** Activity **
Only the number is needed: how many lines of the entries below contain the word "text".

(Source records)
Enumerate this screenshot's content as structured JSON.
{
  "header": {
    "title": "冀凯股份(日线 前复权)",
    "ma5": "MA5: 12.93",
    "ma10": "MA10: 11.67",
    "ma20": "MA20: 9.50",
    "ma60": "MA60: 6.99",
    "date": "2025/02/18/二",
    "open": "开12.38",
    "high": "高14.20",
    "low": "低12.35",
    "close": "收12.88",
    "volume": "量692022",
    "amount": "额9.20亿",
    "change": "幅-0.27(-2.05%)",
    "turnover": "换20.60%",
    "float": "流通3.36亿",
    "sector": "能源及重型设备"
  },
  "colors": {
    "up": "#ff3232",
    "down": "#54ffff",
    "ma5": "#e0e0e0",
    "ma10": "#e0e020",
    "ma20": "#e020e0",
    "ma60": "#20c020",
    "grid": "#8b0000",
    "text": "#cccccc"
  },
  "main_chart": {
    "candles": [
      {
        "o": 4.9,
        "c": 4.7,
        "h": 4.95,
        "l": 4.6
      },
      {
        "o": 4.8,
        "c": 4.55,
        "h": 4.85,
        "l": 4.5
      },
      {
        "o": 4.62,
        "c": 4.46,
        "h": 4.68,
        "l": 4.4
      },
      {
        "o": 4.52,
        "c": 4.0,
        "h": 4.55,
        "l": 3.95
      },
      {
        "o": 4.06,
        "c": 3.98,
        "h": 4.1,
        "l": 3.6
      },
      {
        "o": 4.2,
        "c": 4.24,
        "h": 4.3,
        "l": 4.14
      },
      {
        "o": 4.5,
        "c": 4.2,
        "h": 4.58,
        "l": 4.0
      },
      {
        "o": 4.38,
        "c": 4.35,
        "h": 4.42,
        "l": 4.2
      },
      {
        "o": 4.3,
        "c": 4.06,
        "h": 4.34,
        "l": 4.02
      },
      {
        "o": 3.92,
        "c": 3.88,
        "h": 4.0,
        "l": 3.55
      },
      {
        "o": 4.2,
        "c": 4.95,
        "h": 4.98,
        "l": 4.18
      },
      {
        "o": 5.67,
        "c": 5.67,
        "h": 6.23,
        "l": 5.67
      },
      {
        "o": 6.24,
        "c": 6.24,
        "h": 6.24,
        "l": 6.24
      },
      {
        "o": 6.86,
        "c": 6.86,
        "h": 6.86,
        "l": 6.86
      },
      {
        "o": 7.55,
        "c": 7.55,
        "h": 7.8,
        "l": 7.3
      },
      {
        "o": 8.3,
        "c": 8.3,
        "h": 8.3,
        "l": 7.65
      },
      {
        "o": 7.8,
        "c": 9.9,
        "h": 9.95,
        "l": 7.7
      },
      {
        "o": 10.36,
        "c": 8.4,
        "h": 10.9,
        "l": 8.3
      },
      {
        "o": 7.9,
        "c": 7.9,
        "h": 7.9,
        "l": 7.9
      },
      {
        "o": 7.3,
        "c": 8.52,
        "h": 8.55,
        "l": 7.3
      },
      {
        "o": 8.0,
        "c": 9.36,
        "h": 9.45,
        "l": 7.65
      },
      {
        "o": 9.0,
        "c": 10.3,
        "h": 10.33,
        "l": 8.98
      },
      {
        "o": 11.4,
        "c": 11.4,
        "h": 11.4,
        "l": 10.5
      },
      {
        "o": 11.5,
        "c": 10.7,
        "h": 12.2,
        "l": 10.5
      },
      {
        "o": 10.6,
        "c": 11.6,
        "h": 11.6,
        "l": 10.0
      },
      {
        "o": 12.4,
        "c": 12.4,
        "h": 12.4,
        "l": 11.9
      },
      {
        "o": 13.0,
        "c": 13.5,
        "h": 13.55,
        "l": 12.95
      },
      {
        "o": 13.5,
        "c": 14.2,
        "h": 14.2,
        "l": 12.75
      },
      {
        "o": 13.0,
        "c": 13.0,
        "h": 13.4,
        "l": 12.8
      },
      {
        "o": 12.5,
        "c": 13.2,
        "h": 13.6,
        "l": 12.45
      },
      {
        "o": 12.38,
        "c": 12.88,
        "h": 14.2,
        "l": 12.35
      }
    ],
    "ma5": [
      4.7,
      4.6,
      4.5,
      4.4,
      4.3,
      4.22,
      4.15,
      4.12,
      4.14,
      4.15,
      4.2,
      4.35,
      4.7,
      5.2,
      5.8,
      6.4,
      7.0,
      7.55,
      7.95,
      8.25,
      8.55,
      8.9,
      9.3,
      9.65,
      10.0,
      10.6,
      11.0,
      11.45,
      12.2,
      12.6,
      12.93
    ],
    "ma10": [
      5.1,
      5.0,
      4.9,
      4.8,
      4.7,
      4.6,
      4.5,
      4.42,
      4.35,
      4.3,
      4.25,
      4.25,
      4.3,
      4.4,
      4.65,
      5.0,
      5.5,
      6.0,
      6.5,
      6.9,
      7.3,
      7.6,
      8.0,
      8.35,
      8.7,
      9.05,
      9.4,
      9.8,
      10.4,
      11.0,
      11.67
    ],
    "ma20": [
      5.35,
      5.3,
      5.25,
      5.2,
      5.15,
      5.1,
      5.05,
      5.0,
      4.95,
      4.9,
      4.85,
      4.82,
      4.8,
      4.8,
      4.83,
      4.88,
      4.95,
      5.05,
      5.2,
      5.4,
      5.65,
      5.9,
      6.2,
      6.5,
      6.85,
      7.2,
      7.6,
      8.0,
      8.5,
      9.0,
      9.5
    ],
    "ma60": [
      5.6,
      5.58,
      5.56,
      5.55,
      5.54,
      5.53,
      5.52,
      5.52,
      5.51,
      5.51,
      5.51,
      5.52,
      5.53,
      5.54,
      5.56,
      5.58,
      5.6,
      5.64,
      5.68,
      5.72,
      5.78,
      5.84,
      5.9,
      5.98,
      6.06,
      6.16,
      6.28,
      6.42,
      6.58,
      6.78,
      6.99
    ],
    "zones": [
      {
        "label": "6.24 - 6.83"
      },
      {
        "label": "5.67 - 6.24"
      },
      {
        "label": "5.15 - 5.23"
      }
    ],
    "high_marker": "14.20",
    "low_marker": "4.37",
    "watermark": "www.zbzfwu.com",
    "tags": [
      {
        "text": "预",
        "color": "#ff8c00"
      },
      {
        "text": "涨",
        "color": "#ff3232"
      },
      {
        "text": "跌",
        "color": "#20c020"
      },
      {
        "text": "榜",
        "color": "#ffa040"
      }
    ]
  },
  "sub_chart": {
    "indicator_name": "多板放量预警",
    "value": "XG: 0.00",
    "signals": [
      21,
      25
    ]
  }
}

** Answer to this exercise **
5